Entries from a dataset of interfaces:
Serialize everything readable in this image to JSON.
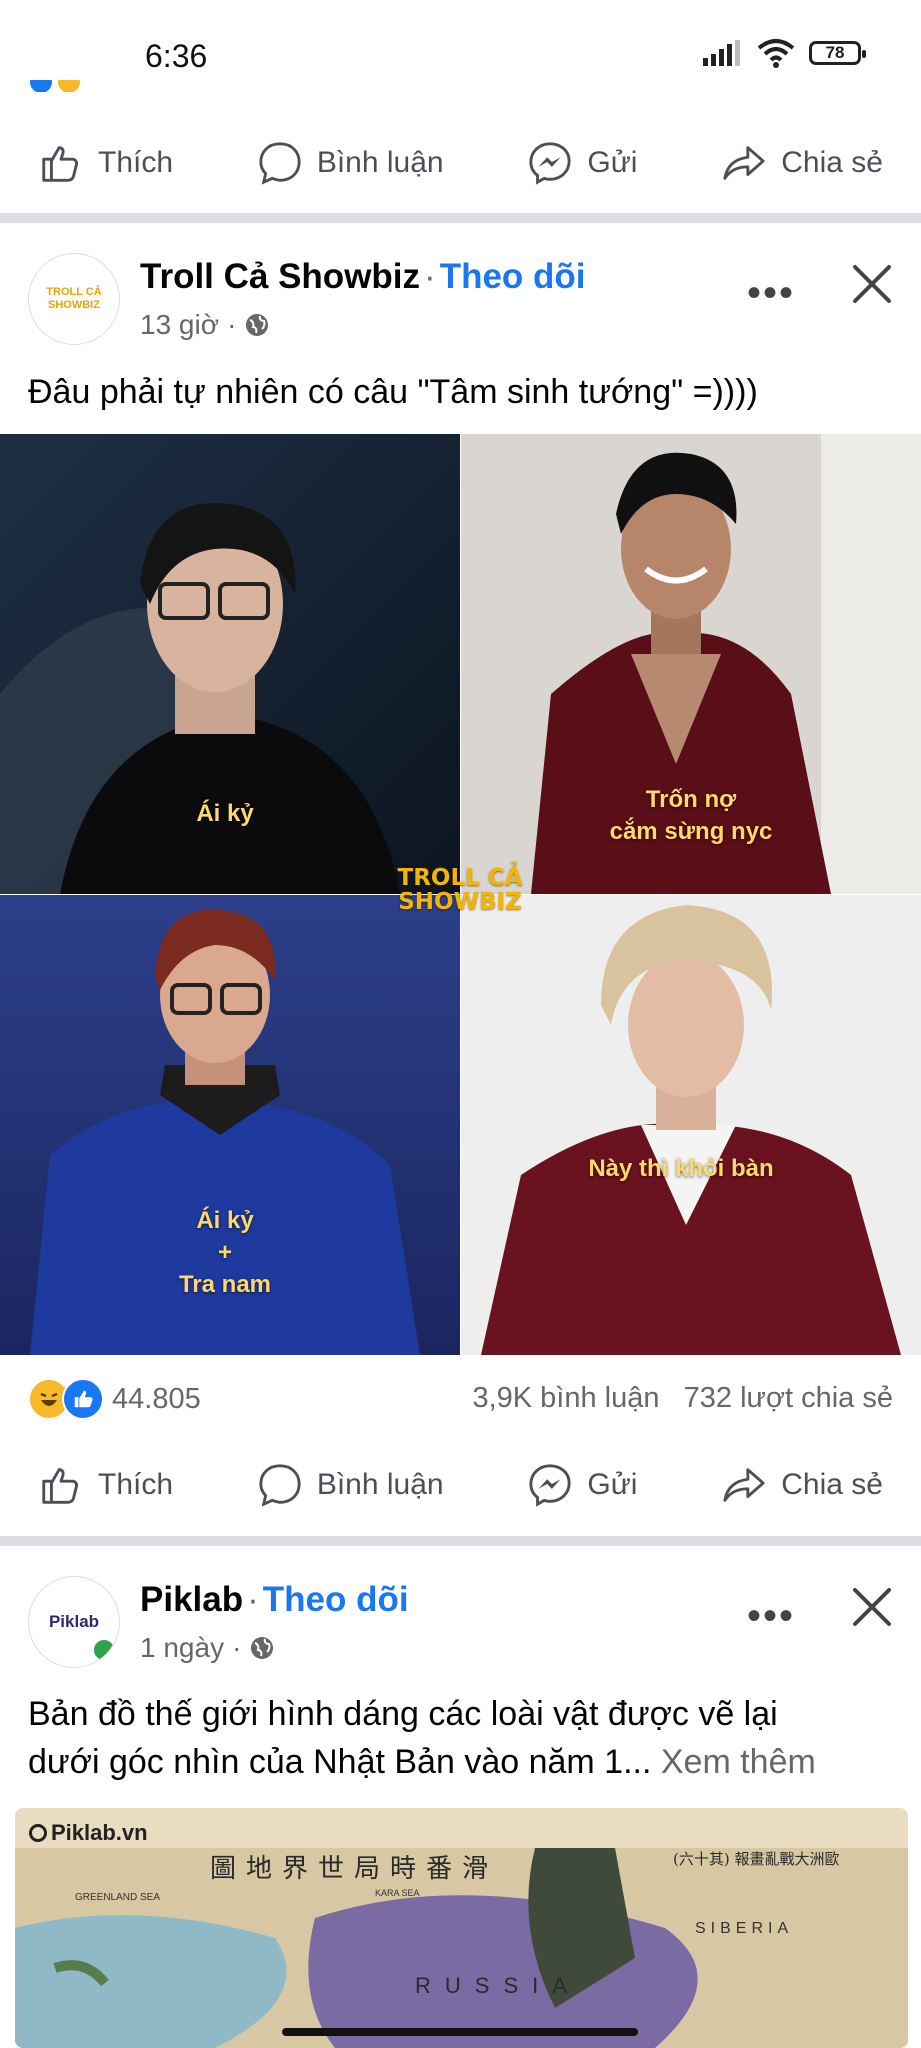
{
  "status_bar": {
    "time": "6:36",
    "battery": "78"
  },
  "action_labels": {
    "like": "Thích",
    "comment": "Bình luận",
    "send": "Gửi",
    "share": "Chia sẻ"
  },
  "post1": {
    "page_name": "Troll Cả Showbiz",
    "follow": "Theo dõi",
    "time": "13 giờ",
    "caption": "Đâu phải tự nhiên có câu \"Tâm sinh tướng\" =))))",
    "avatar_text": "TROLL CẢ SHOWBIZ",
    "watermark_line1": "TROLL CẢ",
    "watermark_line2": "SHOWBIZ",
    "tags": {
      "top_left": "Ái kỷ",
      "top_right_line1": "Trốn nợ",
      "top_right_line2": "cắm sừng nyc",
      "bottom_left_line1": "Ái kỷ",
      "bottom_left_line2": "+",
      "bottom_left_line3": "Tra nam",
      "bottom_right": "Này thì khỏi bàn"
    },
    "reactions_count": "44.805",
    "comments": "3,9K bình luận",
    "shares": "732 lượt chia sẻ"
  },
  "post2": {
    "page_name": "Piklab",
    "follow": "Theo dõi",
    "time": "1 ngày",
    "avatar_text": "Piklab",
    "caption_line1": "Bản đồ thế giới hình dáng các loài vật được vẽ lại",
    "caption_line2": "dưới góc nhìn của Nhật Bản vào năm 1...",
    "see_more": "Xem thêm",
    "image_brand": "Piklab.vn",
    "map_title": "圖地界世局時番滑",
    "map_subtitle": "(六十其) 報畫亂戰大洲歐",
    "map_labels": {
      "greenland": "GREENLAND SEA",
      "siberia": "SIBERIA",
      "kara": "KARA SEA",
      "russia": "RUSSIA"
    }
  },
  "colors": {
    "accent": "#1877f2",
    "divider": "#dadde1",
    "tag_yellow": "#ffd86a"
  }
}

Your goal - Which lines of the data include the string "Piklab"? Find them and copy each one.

Output of the task -
    "page_name": "Piklab",
    "avatar_text": "Piklab",
    "image_brand": "Piklab.vn",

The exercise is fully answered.